When asked about his opinion of the President’s endorsement of gay marriage:
What people do in their own homes is their business and you can choose to love whoever you love. That’s their business. It’s no different than discriminating against blacks. It’s discrimination, plain and simple.
When asked if he thought the President would lose votes as a result:
I think it’s the right thing to do. It’s not about votes. It’s about people. It’s the right thing to do as a human being.
[Source: Rolling Stone]
Cultural racism - the cultural images and messages that affirm the assumed superiority of Whites and the assumed inferiority of people of color - is like smog in the air. Sometimes it is so thick it is visible, other times it is less apparent, but always, day in and day out, we are breathing it in.
—Beverly Daniel Tatum, in her book “Why Are All the Black Kids Sitting Together in the Cafeteria?”
I just started reading this book, and I can tell it is going to be eye-opening.
Teaching girls that their appearance is the first thing you notice tells them that looks are more important than anything. It sets them up for dieting at age 5 and foundation at age 11 and boob jobs at 17 and Botox at 23. As our cultural imperative for girls to be hot 24/7 has become the new normal, American women have become increasingly unhappy. What’s missing? A life of meaning, a life of ideas and reading books and being valued for our thoughts and accomplishments.

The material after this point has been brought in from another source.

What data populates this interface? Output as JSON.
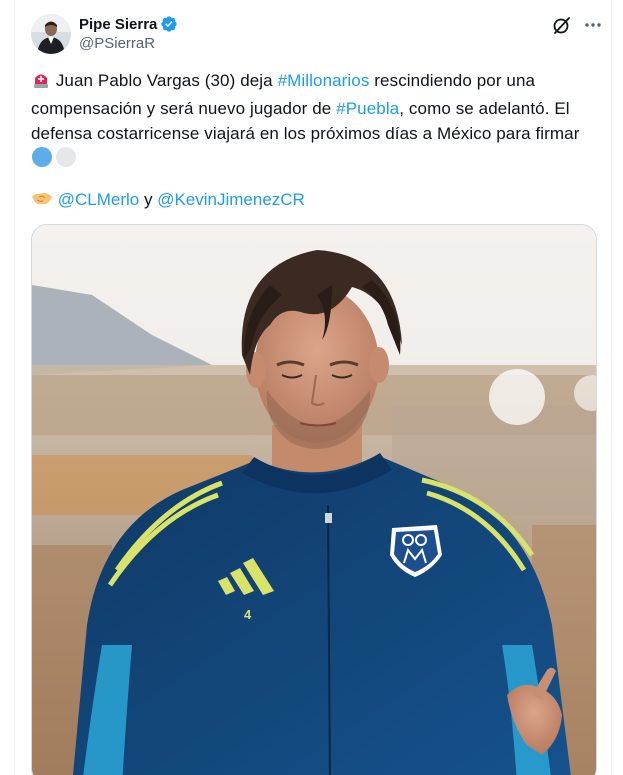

Senior Advisor Valerie Jarrett writes on the WH Blog:
Lady Gaga is a source of strength for many young people who feel isolated and scared at their schools. Today, I had the opportunity to welcome her to the White House, where we discussed ways we could work together to make sure that no child comes under attack, regardless of his or her race, sexual orientation, gender identity, or any other factor.
One of Lady Gaga’s newest projects is joining together with the MacArthur Foundation and Harvard University to launch the Born This Way Foundation, which will explore ways to help change the culture, the policies, and the curriculum surrounding the safety of our children in school.
Lady Gaga has described this cause as a personal one – she has said that as a child, she was often picked on for being different. I am deeply moved by the way she has used her story, and her success, to inspire young people, and shine the spotlight on important issues.
This is pretty cool - I’m glad the White House is working with people like Lady Gaga, who youth really respond to and respect. I appreciate that President Obama has focused on anti-bullying, but sometimes it takes an icon like Lady Gaga to really draw the attention of young people.
Personally though, I still am not a huge fan of Lady Gaga. I don’t find her music videos and outfits particularly inspirational or different from all the other pop stars. And to me, the way she dresses is demeaning to women. I don’t want women to be cool because we can wear a dress made out of meat (see photo), I want to be respected because of my own intelligence and personality. But hey, we can’t have it all.